When a coworker is suddenly promoted and becomes your boss, or vice versa–the relationship can become strained. It’s a tricky space to navigate. All of a sudden the dynamic between you has shifted, and developing that new relationship can be difficult.
It can be just as hard to figure out customers’ needs or negotiate a deal with a potential partner. Inevitably, there’s a gap between the way you see the world and the way the person on the other side sees it. Negotiating that gap means negotiating what social scientists call psychological distance.
In a recent piece in Harvard Business Review, Rebecca Hamilton, a Georgetown University professor of marketing, unpacks the importance of psychological distance in the workplace. “Leaders who recognize and understand the effects of psychological distance and then use two specific strategies to reduce–or sometimes increase–the amount of distance, can improve their outcomes in many different professional scenarios,” Hamilton writes.
Social psychologists also call this , which involves four types of psychological distance: social, temporal, spatial, and experiential.
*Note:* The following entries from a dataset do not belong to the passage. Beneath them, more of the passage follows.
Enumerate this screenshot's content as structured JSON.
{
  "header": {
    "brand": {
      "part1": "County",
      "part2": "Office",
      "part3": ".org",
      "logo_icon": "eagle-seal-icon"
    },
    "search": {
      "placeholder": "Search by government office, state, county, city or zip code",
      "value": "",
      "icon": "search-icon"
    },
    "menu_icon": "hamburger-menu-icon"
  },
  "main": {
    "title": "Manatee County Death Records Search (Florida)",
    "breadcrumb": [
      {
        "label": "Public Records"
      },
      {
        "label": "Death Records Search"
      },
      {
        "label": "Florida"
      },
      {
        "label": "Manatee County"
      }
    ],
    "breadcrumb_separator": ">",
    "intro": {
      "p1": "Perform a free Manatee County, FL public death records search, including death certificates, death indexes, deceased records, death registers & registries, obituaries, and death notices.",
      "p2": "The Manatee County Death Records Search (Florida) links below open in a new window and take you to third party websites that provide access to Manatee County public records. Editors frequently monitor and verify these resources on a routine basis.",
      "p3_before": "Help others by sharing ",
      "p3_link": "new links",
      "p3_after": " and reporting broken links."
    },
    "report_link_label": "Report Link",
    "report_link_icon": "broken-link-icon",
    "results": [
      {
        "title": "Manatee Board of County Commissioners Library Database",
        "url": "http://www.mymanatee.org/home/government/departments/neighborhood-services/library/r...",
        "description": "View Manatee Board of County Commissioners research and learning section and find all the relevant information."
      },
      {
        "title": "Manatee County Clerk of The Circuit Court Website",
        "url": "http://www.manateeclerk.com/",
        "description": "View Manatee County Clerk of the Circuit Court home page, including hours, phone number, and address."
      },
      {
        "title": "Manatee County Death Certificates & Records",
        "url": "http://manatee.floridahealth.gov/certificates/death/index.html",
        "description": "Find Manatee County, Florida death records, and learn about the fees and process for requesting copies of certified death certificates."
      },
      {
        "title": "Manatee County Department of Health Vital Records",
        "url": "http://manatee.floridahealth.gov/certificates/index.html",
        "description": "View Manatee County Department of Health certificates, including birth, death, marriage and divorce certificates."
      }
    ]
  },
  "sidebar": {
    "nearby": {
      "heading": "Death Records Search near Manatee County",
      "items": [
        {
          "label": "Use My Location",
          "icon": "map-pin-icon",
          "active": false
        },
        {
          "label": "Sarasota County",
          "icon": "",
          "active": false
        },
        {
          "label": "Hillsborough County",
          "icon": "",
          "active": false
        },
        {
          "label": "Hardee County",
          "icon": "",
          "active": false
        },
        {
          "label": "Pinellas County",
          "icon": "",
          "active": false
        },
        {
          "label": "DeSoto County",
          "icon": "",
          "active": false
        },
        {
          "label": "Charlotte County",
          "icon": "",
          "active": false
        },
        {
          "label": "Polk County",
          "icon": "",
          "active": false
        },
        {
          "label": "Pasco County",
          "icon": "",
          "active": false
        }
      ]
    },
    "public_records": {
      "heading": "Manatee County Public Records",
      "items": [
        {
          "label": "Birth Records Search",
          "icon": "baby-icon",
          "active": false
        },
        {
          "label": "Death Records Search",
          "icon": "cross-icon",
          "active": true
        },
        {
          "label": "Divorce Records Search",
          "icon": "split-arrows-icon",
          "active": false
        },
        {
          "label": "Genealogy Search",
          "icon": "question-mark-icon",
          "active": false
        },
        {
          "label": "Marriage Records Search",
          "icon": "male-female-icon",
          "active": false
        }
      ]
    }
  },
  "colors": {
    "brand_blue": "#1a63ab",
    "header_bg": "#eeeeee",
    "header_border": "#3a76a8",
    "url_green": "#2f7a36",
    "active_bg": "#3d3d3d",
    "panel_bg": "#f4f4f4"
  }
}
It turns out we have the ability to manipulate our psychological distance not just to other people but also to moments in time, places, and experiences. This can mean the difference between managing your time effectively or not. It can mean connecting well with people who are far away and holding others at just the right distance.
Knowing how to widen or narrow psychological distance in certain scenarios or substitute one form of psychological distance for another are the two specific strategies Hamilton advocates for in order to become a better leader. But while being able to empathize and narrow the psychological gap between yourself and employees might seem like a tricky skill to master, often it’s that ability to distance yourself from a situation that can be just as valuable in making you a better leader.
We’ve already established that social distance–how closely in line you are with another person’s thoughts, emotions, and motives–isn’t the same for boss and employee as it is for close friends. While trying to understand other people’s perspectives is important in order to be an empathetic and attentive leader, research out of Stanford University has shown that employees are more satisfied with their jobs when the leaders of their company offer a broader, more abstract vision rather than focusing on granular specifics.
While it’s important to provide specific feedback to people who report directly to you, when creating a bigger vision or mission, creating that social distance can allow you to focus on more abstract goals and help employees think in bigger and bolder ways.
Increasing the literal distance between you and employees can help widen social distance. “If you’re in a situation where you need to command respect among your peers (that is, increase your social distance), spatial distance can substitute,” writes Hamilton. “Move to a new office down the hall; give yourself a bit more space at the conference table rather than squeezing in right next to your colleagues.”
In another study cited by Hamilton that looks at the influence of ceiling height on people’s behavior, researchers found that when people were in rooms with higher ceilings, they were more creative in pairing items together. While the study focuses on consumers and how retail spaces affect shopping patterns, the results can also translate in the workplace: creating bigger, brighter, more airy places for employees to work can have a direct effect on how creatively they think.
Developing more spatial distance can also be helpful when you are feeling stuck working on the same problem in the same spot for a long time. Getting up and allowing yourself to work in a new environment–distancing yourself from the space you associate with that particular project–can help you think more abstractly and find new solutions.
We can manipulate temporal psychological distance, or how near or far an event in the future feels from us–depending on how specifically or broadly we think about events in the future. For example, creating step-by-step deadlines for big projects will help to make those projects feel closer and more immediate, according to Hamilton.
But creating greater psychological distance can be valuable too. Focusing on what outcomes you want out of a project or the future can help you distance yourself from the day-to-day details and think more ambitiously. The farther away an event seems in time, the more willing you’ll be to take risks and make bold moves.
Narrowing the distance between a person and experience is important when trying to connect with employees. But if you’re trying to get employees to change their behavior and take on a new set of practices, rather than asking them to dive right in, creating greater experiential distance can help make them more accepting of those changes.
One way to do this, according to Hamilton, is creating a set of “best practices,” which can help distance people from harping on your immediate demands and allow them to see how those changes fit into a larger picture. While making an experience more immediate and concrete may seem like the best way to sell it, until people can take a step back and see how and why an experience will work, they may be hesitant. “Best practices feel safe because people within your organization or industry have already adopted them,” writes Hamilton. Don’t be afraid to create that distance for an even stronger connection down the line.